* [AIM OF THE EXERCISE]
Check the records below line by line. Give the count of lines with "date", and nothing else.

(AVAILABLE DATA)

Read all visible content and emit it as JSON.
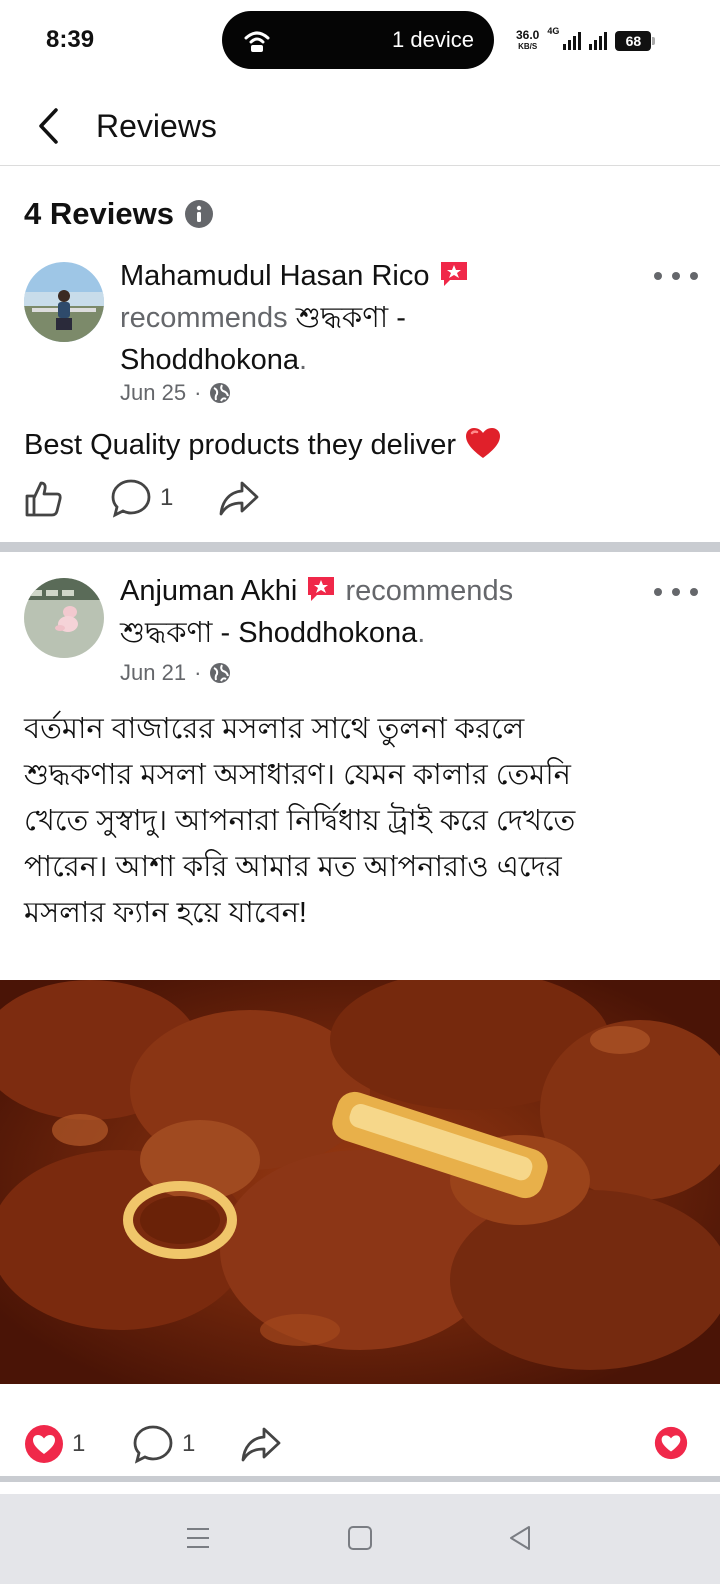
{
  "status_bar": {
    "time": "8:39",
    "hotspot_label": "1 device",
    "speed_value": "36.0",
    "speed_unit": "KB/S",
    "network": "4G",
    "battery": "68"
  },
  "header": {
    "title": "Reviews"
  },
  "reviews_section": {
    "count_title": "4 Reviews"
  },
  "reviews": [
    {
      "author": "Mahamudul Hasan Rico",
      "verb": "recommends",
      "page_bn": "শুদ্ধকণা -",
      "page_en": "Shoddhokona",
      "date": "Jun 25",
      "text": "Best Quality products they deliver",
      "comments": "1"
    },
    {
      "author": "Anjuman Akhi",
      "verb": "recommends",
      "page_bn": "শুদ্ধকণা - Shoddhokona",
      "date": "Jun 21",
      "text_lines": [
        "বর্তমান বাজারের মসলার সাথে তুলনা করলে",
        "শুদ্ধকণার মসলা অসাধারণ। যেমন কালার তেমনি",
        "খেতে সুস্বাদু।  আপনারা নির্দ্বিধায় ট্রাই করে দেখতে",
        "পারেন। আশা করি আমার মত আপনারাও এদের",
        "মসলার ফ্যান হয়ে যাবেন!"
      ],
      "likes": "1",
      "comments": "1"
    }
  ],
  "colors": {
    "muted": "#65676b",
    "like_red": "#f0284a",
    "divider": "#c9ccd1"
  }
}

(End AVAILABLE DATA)
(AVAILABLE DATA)

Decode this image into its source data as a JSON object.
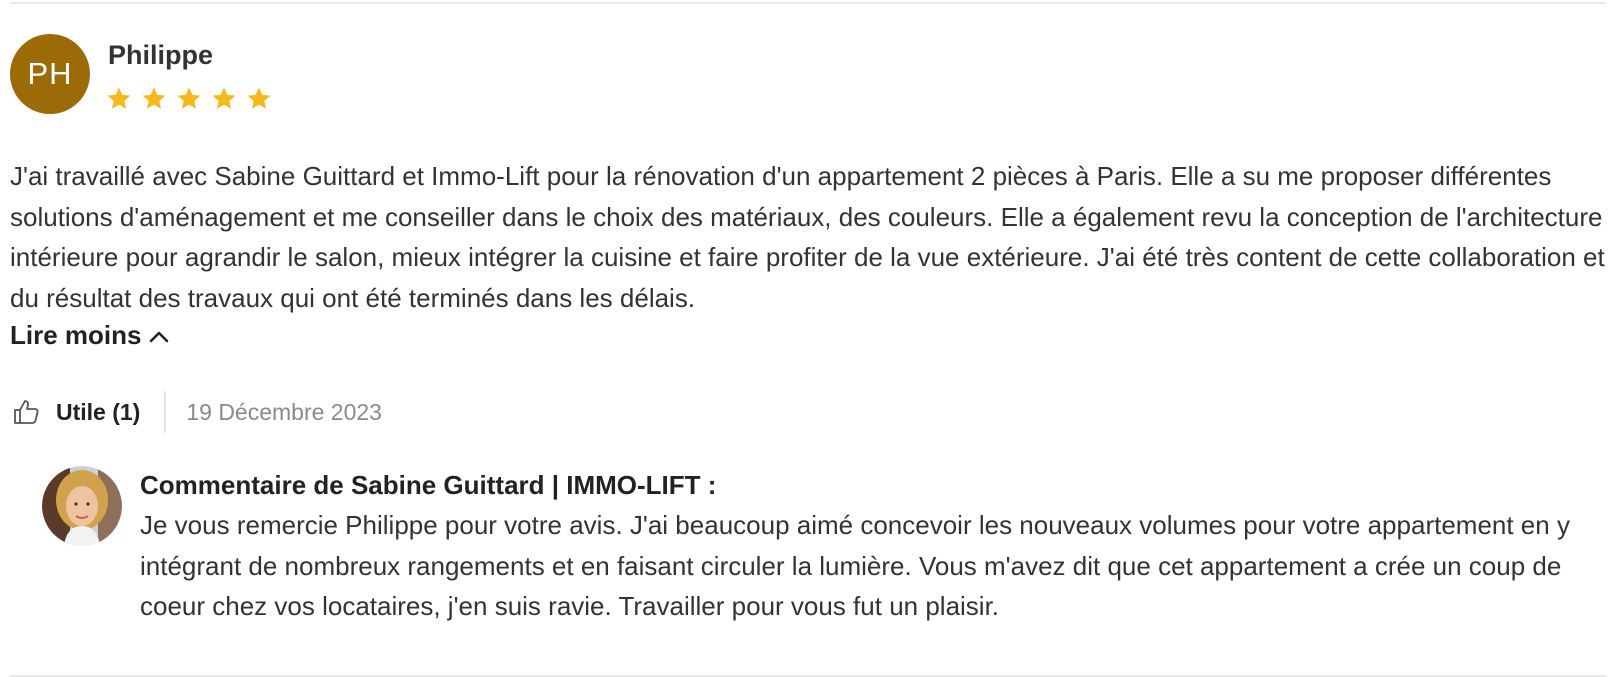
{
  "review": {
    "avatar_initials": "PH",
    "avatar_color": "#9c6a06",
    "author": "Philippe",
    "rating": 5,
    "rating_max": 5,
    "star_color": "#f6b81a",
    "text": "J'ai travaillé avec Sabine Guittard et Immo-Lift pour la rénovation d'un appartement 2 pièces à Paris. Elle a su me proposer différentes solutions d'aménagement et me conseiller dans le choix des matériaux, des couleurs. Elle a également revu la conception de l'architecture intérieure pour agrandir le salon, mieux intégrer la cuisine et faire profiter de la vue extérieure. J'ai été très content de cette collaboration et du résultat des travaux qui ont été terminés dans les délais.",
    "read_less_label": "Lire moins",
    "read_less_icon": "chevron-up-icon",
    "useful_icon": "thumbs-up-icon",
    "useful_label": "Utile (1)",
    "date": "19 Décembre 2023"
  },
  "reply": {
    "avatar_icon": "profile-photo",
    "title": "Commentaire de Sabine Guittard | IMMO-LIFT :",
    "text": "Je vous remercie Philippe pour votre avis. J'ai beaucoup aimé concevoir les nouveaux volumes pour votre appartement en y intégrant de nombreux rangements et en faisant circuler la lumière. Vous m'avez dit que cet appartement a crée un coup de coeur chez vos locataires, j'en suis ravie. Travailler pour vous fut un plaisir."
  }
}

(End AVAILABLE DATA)
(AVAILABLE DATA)

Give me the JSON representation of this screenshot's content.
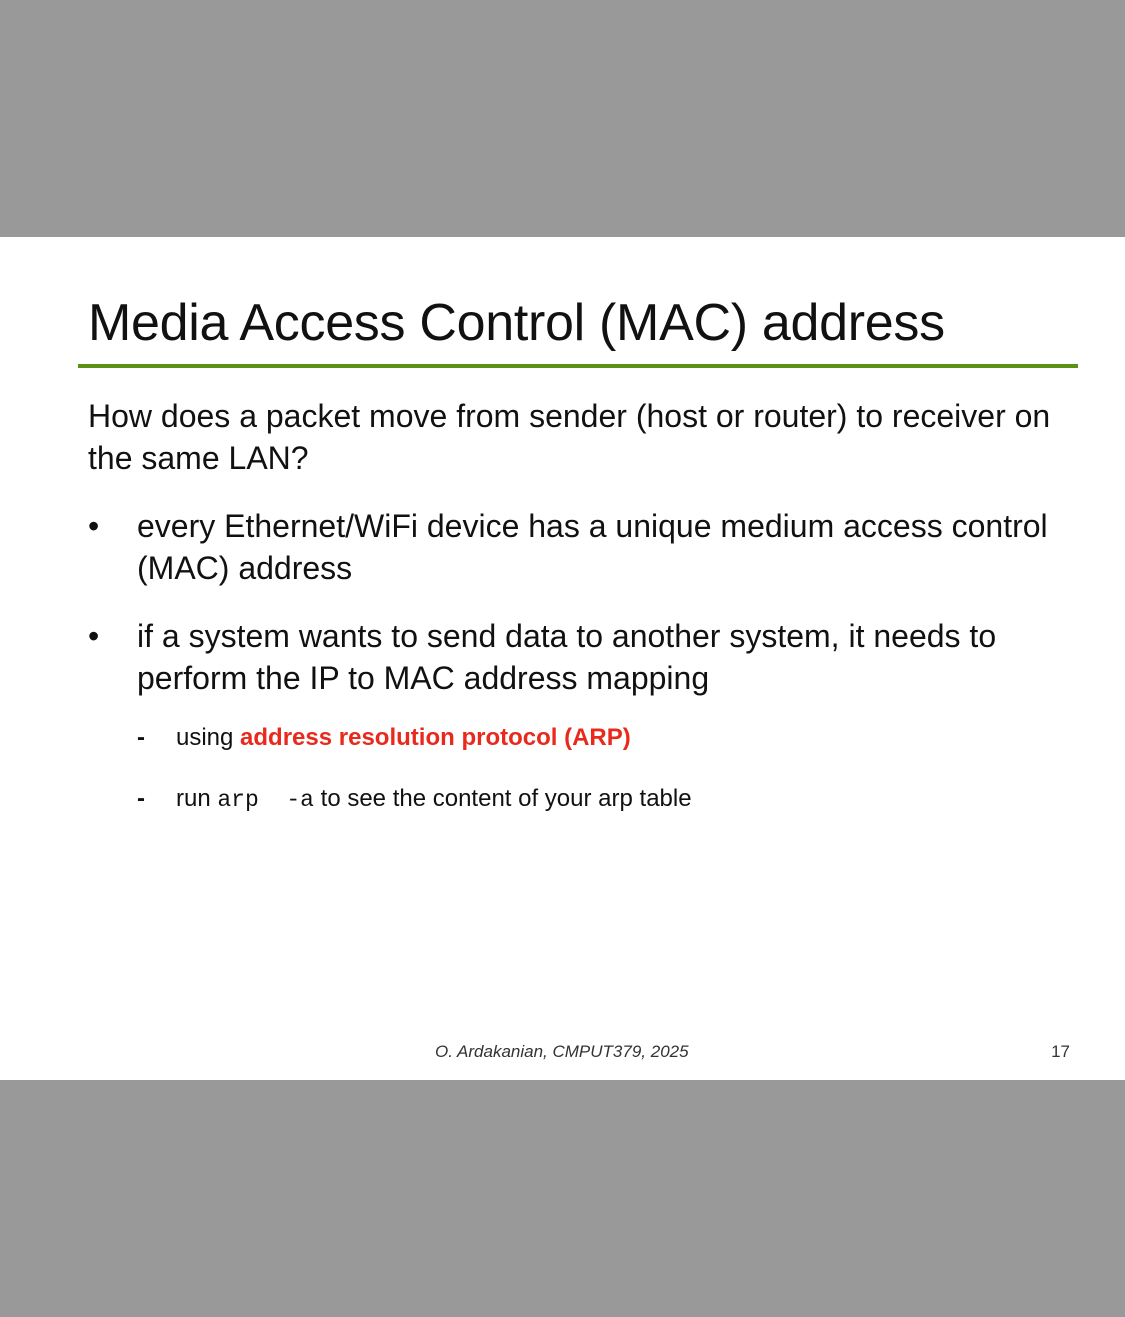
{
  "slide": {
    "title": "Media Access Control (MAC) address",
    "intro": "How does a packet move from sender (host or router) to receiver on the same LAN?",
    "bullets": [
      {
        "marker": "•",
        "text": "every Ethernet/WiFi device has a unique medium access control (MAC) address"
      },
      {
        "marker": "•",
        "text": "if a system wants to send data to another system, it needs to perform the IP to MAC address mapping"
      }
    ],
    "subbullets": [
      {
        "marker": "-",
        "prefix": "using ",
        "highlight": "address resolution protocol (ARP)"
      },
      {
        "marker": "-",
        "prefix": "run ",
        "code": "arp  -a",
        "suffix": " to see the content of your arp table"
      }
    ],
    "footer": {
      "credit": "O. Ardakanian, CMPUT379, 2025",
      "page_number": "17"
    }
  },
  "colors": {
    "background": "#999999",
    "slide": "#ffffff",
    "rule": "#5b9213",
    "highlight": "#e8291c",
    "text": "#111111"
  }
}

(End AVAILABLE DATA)

* [RESPONSE]
3